“India has as many gods as people”, a rather confused anthropologist once noted. While this might be a slight exaggeration, there is some truth in it: here, it seems to be a matter of taste which god to worship depending on which virtues one values and wants to bring forward in oneself. There is Ganesh, the elephant god of good fortune, there is Hanuman, the monkey god of loyalty or bravery, there is Lakshmi, the goddess of wealth, there is Saraswati, the goddess of learning and so on. This indulgent polytheism is certainly one of the reasons for the peaceful coexistence of so many religions and cultures in this country. But that is for a later chapter.
One of the principal gods though is Krishna, often depicted as a blue-skinned cowherd and starring in a great variety of myths. One is the legend of his birth: the evil king Kansa was warned that he will be conquered by the eighth child of a certain woman. He imprisoned her and slaughtered her new born babies. But a storm was coming when the eighth child was born, the doors burst open, the guards fell asleep and Krishnas father walked out with the baby. This event gives reason for one of the major religious celebrations all over India: Janamashtami. Richly decorated temples host theatre and music groups for several days, devotees observe a twenty-four hours fast, and the whole country is afoot to worship the birth at midnight.
I was strolling around in a comparatively quiet region with my friends from the guesthouse, Durkapanda and Sunil: people praying in the temples, pushing little swings with money and ringing bells, while the priests supplied milk and sweets. At midnight, only a group of about fifteen women was left in front of the temple, chanting and dancing. The red tilak on my forehead lasted for several days.

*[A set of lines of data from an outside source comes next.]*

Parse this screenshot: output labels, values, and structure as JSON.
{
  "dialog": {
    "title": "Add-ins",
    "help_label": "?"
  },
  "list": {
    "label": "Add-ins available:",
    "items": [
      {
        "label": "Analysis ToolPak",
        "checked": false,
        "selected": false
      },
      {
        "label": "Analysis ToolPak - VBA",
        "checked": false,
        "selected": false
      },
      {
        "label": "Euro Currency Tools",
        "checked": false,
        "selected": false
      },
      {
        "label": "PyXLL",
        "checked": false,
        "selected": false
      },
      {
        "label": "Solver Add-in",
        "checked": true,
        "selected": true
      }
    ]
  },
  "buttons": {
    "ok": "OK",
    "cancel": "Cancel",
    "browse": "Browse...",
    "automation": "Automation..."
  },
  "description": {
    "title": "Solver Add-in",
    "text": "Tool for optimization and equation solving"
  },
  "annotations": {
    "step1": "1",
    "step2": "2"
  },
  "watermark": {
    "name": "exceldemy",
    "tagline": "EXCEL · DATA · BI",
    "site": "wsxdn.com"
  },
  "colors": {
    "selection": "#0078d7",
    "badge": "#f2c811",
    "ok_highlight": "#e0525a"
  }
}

Nitin, the founder of the company I’m working for, had invited me to join him on his visit to the annual Delhi book fair: following China, US, UK and Russia, India is the country with the fifth largest number of book publications – more than 90.000 titles (Germany: 82.000 in 2011) are published each year in more than 24 different languages, with half of the publications in Hindi or English. Strolling around on the fair, there were large piles of books in every corner: comics on the Gods stories of the Mahabharata, the ancient Sanskrit epics, primers on reading and writing, large volume textbooks of engineering and IT, moral treatises, biographies and essays of Abdul Kalam, the rocket scientist and esteemed president of India (from 2002 to 2007).
But seemingly the largest share was made up by workbooks for test preparation: those books are available everywhere. From a very early age, children are trained to pass the entry tests to the renowned colleges – a literally life-decisive hurdle. When a job position was open in our company, one of the first questions in the telephone interviews was always “which college?”. This question targets actually not so much the quality of education, but rather the influence of the peer group, one’s social context, the value that one’s family has set on education. And the bonds between graduates from the same university stay strong, even in business life where relation is everything.
Once I bought a little booklet on the local market: “Math Olympic Questions for 8th class”. Here are some sample questions – are you up to it?
a) EI-AG b) EI-GA c) EF-GA d) FF-GA.
a) 3 b) 4 c) 6 d) greater than 6.